Top cars that are almost self driving

The idea of self-driving cars is quickly becoming a reality. However, fully autonomous vehicles are still a way off. Experts are working on developing better AI technology in combination with GPS and camera systems, but this process is going to take a few years to work out. In the meantime, these are the top cars that get as close to self-driving as possible. 

Levels of Autonomy

First, it’s essential to understand the varying levels of autonomy drivers can expect. Regular cars without any assistive features count as level 0, while level 1 cars include assistive technology ranging from braking to steering. 

Level 2 can control both steering and speed at the same time, but only for short periods without driver intervention. Level 3 cars are fully autonomous in most systems, but they rely on driver assistance to complete their tasks. Reaching level 4, a vehicle only needs the destination put in. A driver can still take over control of the vehicle, but doesn’t have to. 

At level 5, absolutely no driver intervention is necessary for the vehicle to complete its tasks. If you suffered damages after a serious car accident, it’s easy to see how these levels of autonomy can help in reducing the number of crashes across the world. For now, however, most vehicles never pass level 3. 

2019 Toyota RAV 4

Coming in at just over $25,500, the RAV 4 has always been a popular choice from Toyota. In 2019, however, this model received the Safety Sense 2.0 pre-collision system and a redesign. It’s autonomous features include:

  • Pedestrian and cyclist detection
  • Automatic emergency braking
  • Road sign detection
  • And lane tracing assist

2019 Nissan Leaf

At just under $35,000, the Leaf is Nissan’s flagship for new technologies. Outside of the base model, each comes with the option to add the company’s semi-autonomous driver assistance package. These features include ProPilot:

  • Steering assistance
  • Acceleration
  • Braking
  • Front-facing cameras and sensors

2019 Tesla Model 3

It’s hard to talk about self-driving cars without mentioning Tesla. While their Model S remains one of the best on the market, the Model 3 comes at a much more affordable price and is still packed with features. Driver assistance technology includes:

  • Automatic emergency braking
  • Forward collision warning 
  • Side collision warning
  • The Enhanced Autopilot system which steers, accelerates, brakes, and changes lanes

2020 Volvo XC60

Volvo has long been known for investing in the latest tech, but the XC60 pushes the envelope yet again. This compact SUV includes a plethora of advanced features as a standard, as well as an optional Pilot Assist system that can help accelerate, brake, and steer. Standard features include:

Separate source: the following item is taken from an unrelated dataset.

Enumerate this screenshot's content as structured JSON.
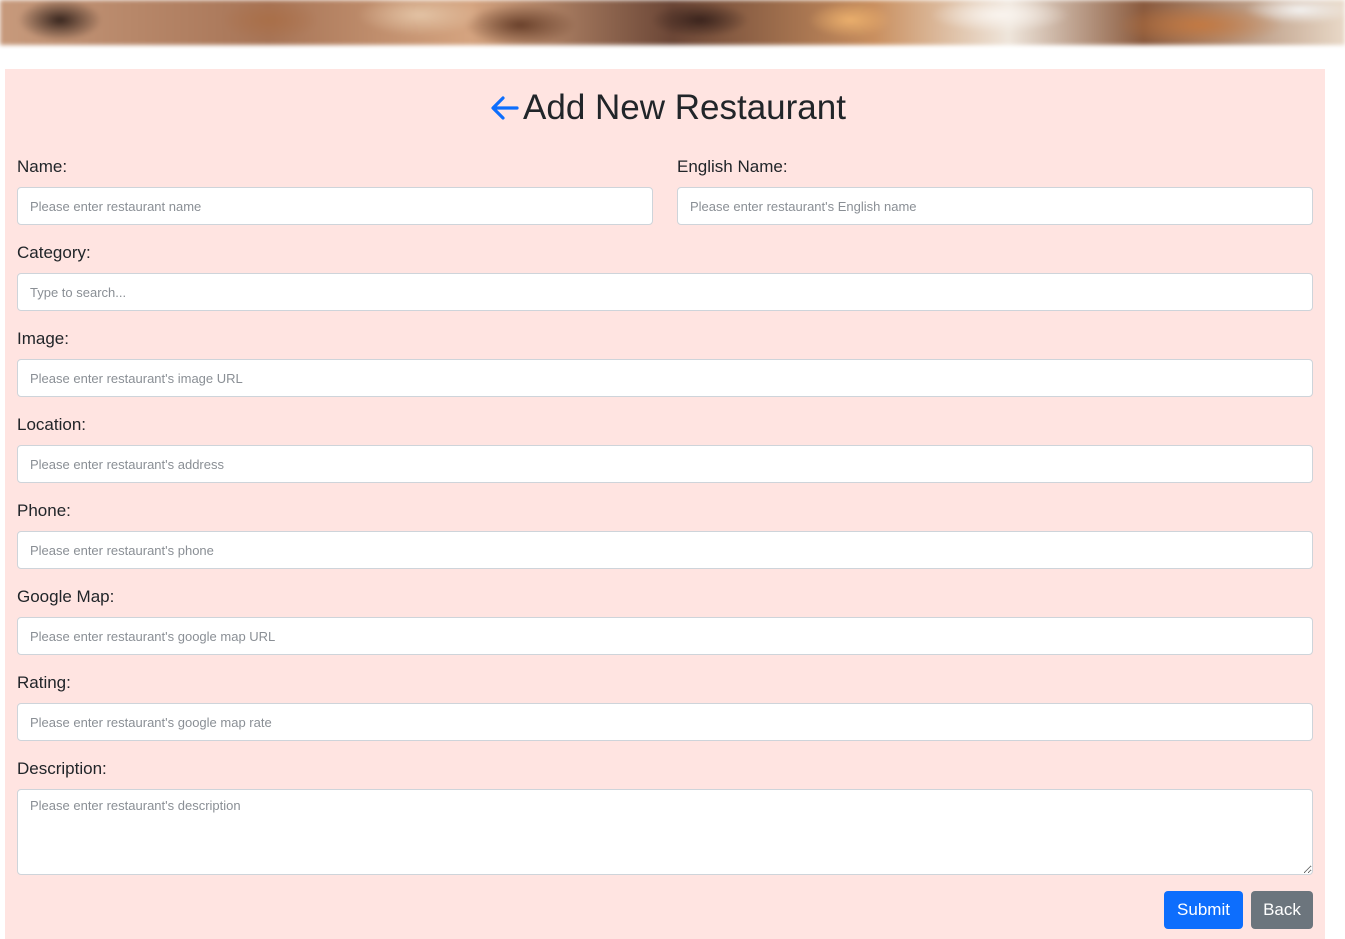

  • Scanning for imminent collision risks 
  • Pedestrian, cyclist, and large animal detection
  • Brake assist
  • Evasive maneuvers to avoid collisions
  • Alerting drivers who are not fully awake

2019 BMW 5 Series

The prestige of BMW now comes with advanced features in the 5 Series model. Standard equipment includes adaptive cruise control, pedestrian detection, and front and rear parking sensors. Upgrade to the 540i trim to receive key fob parking assistance for use outside the vehicle and Traffic Jam Assist that allows the car to cruise in a stop-and-go fashion.